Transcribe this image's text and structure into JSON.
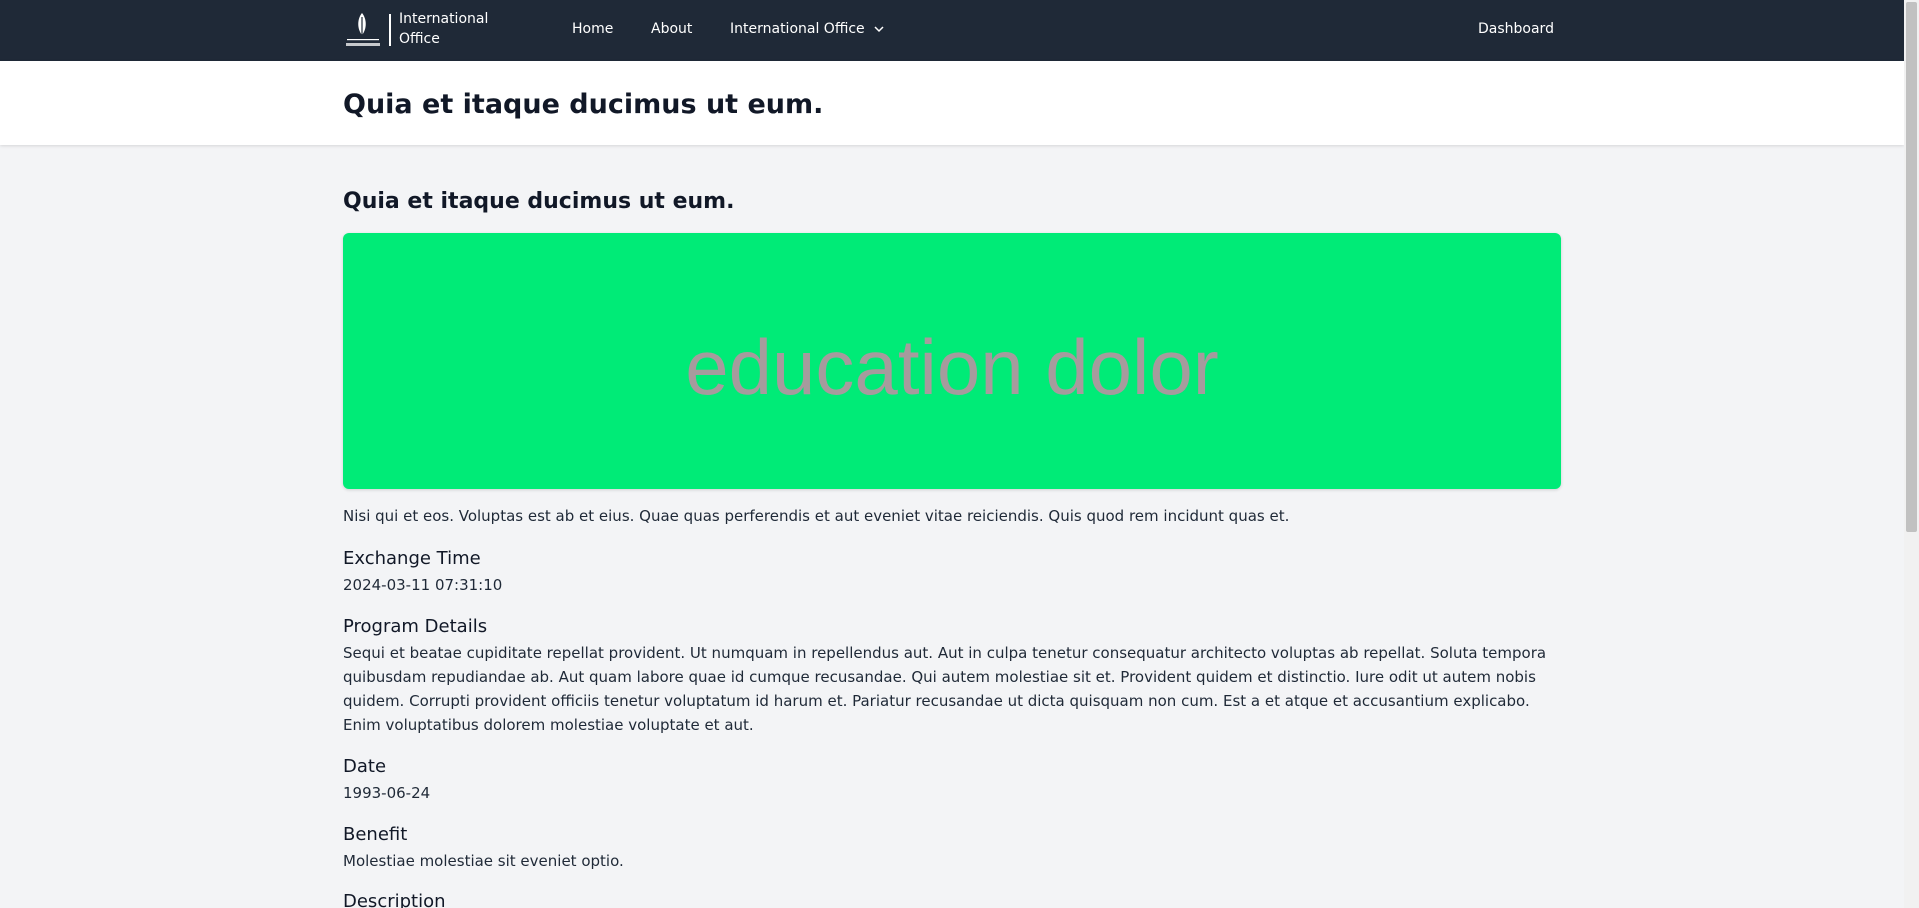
{
  "nav": {
    "brand_line1": "International",
    "brand_line2": "Office",
    "home": "Home",
    "about": "About",
    "international_office": "International Office",
    "dashboard": "Dashboard"
  },
  "header": {
    "title": "Quia et itaque ducimus ut eum."
  },
  "main": {
    "heading": "Quia et itaque ducimus ut eum.",
    "hero_text": "education dolor",
    "hero_color": "#00eb77",
    "intro": "Nisi qui et eos. Voluptas est ab et eius. Quae quas perferendis et aut eveniet vitae reiciendis. Quis quod rem incidunt quas et.",
    "sections": [
      {
        "title": "Exchange Time",
        "value": "2024-03-11 07:31:10"
      },
      {
        "title": "Program Details",
        "value": "Sequi et beatae cupiditate repellat provident. Ut numquam in repellendus aut. Aut in culpa tenetur consequatur architecto voluptas ab repellat. Soluta tempora quibusdam repudiandae ab. Aut quam labore quae id cumque recusandae. Qui autem molestiae sit et. Provident quidem et distinctio. Iure odit ut autem nobis quidem. Corrupti provident officiis tenetur voluptatum id harum et. Pariatur recusandae ut dicta quisquam non cum. Est a et atque et accusantium explicabo. Enim voluptatibus dolorem molestiae voluptate et aut."
      },
      {
        "title": "Date",
        "value": "1993-06-24"
      },
      {
        "title": "Benefit",
        "value": "Molestiae molestiae sit eveniet optio."
      },
      {
        "title": "Description",
        "value": ""
      }
    ]
  }
}
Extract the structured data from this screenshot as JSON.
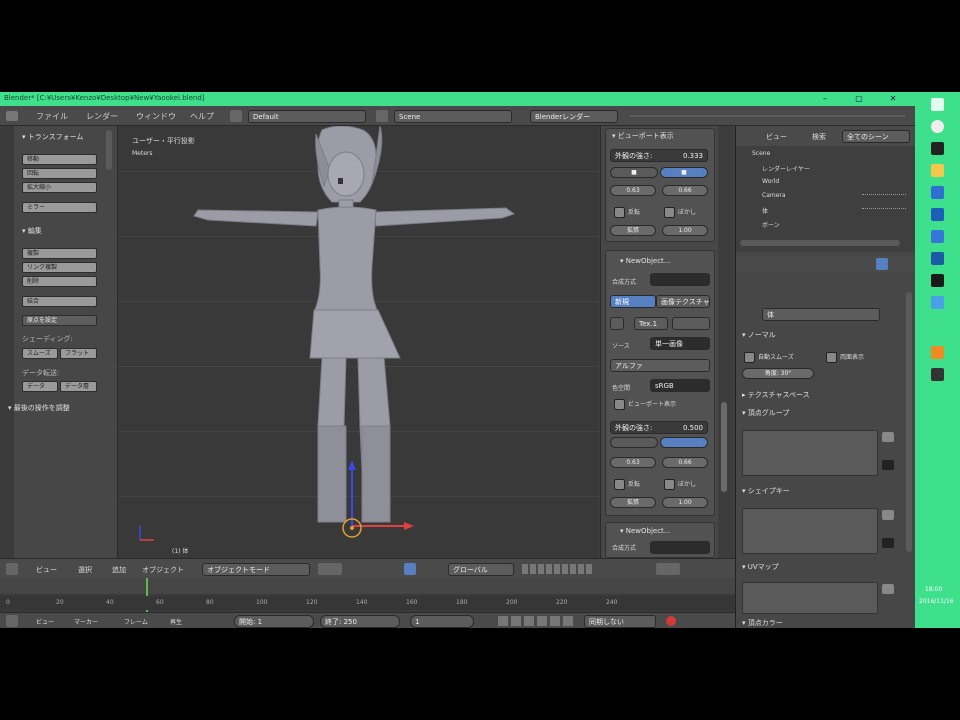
{
  "window": {
    "title": "Blender* [C:¥Users¥Kenzo¥Desktop¥New¥Yaookei.blend]",
    "min": "–",
    "max": "▢",
    "close": "✕"
  },
  "menubar": {
    "items": [
      "ファイル",
      "レンダー",
      "ウィンドウ",
      "ヘルプ"
    ],
    "layout": "Default",
    "scene": "Scene",
    "engine": "Blenderレンダー"
  },
  "toolshelf": {
    "transform_header": "▾ トランスフォーム",
    "transform_buttons": [
      "移動",
      "回転",
      "拡大縮小",
      "ミラー"
    ],
    "edit_header": "▾ 編集",
    "edit_buttons": [
      "複製",
      "リンク複製",
      "削除",
      "結合"
    ],
    "origin_button": "原点を設定",
    "shading_header": "シェーディング:",
    "smooth_label": "スムーズ",
    "flat_label": "フラット",
    "data_transfer_header": "データ転送:",
    "data_label": "データ",
    "data_layout_label": "データ層",
    "history_header": "▾ 最後の操作を調整"
  },
  "viewport": {
    "view_label": "ユーザー・平行投影",
    "units_label": "Meters",
    "object_label": "(1) 体"
  },
  "npanel": {
    "section1_header": "▾ ビューポート表示",
    "size_label": "外観の強さ:",
    "size_value": "0.333",
    "color_a": "■",
    "color_b": "■",
    "value_a": "0.63",
    "value_b": "0.66",
    "toggle_a": "反転",
    "toggle_b": "ぼかし",
    "toggle_c": "拡張",
    "toggle_d": "1.00",
    "section2_header": "▾ NewObject...",
    "mode_label": "合成方式",
    "new_label": "新規",
    "image_label": "画像テクスチャ",
    "slot_label": "Tex.1",
    "source_label": "ソース",
    "source_value": "単一画像",
    "alpha_label": "アルファ",
    "format_label": "色空間",
    "format_value": "sRGB",
    "view_as_render": "ビューポート表示",
    "size2_label": "外観の強さ:",
    "size2_value": "0.500",
    "value_c": "0.63",
    "value_d": "0.66",
    "toggle_e": "反転",
    "toggle_f": "ぼかし",
    "toggle_g": "拡張",
    "toggle_h": "1.00",
    "section3_header": "▾ NewObject...",
    "mode2_label": "合成方式"
  },
  "outliner": {
    "tabs": [
      "ビュー",
      "検索",
      "全てのシーン"
    ],
    "items": [
      "Scene",
      "レンダーレイヤー",
      "World",
      "Camera",
      "体",
      "ボーン"
    ]
  },
  "properties": {
    "object_name": "体",
    "normal_header": "▾ ノーマル",
    "auto_smooth": "自動スムーズ",
    "double_sided": "両面表示",
    "angle_label": "角度:",
    "angle_value": "30°",
    "texture_space_header": "▸ テクスチャスペース",
    "vertex_groups_header": "▾ 頂点グループ",
    "shape_keys_header": "▾ シェイプキー",
    "uv_maps_header": "▾ UVマップ",
    "vertex_colors_header": "▾ 頂点カラー"
  },
  "vpheader": {
    "menus": [
      "ビュー",
      "選択",
      "追加",
      "オブジェクト"
    ],
    "mode": "オブジェクトモード",
    "pivot": "グローバル"
  },
  "timeline": {
    "ticks": [
      "0",
      "20",
      "40",
      "60",
      "80",
      "100",
      "120",
      "140",
      "160",
      "180",
      "200",
      "220",
      "240"
    ],
    "menus": [
      "ビュー",
      "マーカー",
      "フレーム",
      "再生"
    ],
    "start_label": "開始:",
    "start_value": "1",
    "end_label": "終了:",
    "end_value": "250",
    "current": "1",
    "sync": "同期しない"
  },
  "taskbar": {
    "clock_time": "18:00",
    "clock_date": "2016/11/16"
  }
}
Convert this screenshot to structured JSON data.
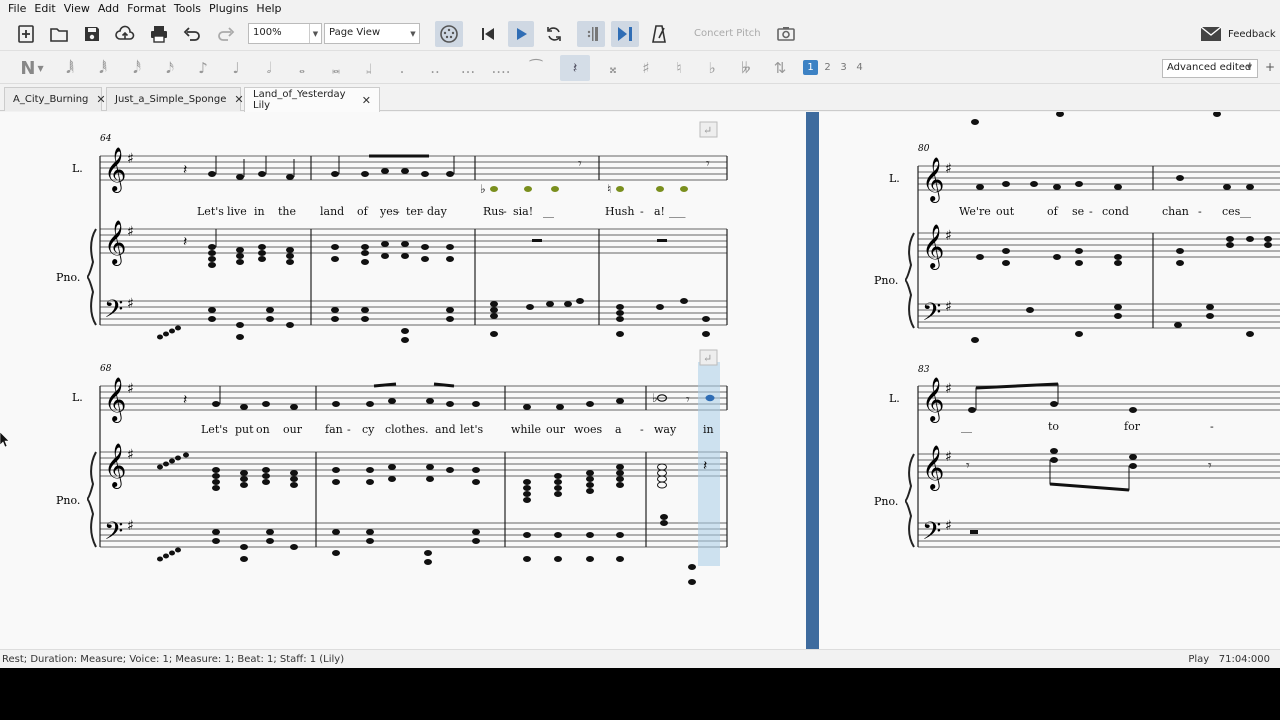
{
  "menu": [
    "File",
    "Edit",
    "View",
    "Add",
    "Format",
    "Tools",
    "Plugins",
    "Help"
  ],
  "toolbar": {
    "zoom_value": "100%",
    "view_mode": "Page View",
    "concert_pitch": "Concert Pitch",
    "feedback": "Feedback"
  },
  "note_input": {
    "voices": [
      "1",
      "2",
      "3",
      "4"
    ],
    "workspace": "Advanced edited",
    "add_workspace": "+"
  },
  "tabs": [
    {
      "label": "A_City_Burning",
      "close": "✕"
    },
    {
      "label": "Just_a_Simple_Sponge",
      "close": "✕"
    },
    {
      "label": "Land_of_Yesterday Lily",
      "close": "✕"
    }
  ],
  "score": {
    "instrument_voice": "L.",
    "instrument_piano": "Pno.",
    "systems": [
      {
        "measure_number": "64",
        "lyrics": [
          "Let's",
          "live",
          "in",
          "the",
          "land",
          "of",
          "yes",
          "-",
          "ter",
          "-",
          "day",
          "Rus",
          "-",
          "sia!",
          "__",
          "Hush",
          "-",
          "a!",
          "___"
        ]
      },
      {
        "measure_number": "68",
        "lyrics": [
          "Let's",
          "put",
          "on",
          "our",
          "fan",
          "-",
          "cy",
          "clothes.",
          "and",
          "let's",
          "while",
          "our",
          "woes",
          "a",
          "-",
          "way",
          "in"
        ]
      },
      {
        "measure_number": "80",
        "lyrics": [
          "We're",
          "out",
          "of",
          "se",
          "-",
          "cond",
          "chan",
          "-",
          "ces",
          "__"
        ]
      },
      {
        "measure_number": "83",
        "lyrics": [
          "__",
          "to",
          "for",
          "-"
        ]
      }
    ]
  },
  "status": {
    "left": "Rest; Duration: Measure; Voice: 1;  Measure: 1; Beat: 1; Staff: 1 (Lily)",
    "mode": "Play",
    "time": "71:04:000"
  }
}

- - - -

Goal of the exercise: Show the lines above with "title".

Solution to this task:
    "title": "Quia et itaque ducimus ut eum."
        "title": "Exchange Time",
        "title": "Program Details",
        "title": "Date",
        "title": "Benefit",
        "title": "Description",
    "title": "Blender* [C:¥Users¥Kenzo¥Desktop¥New¥Yaookei.blend]",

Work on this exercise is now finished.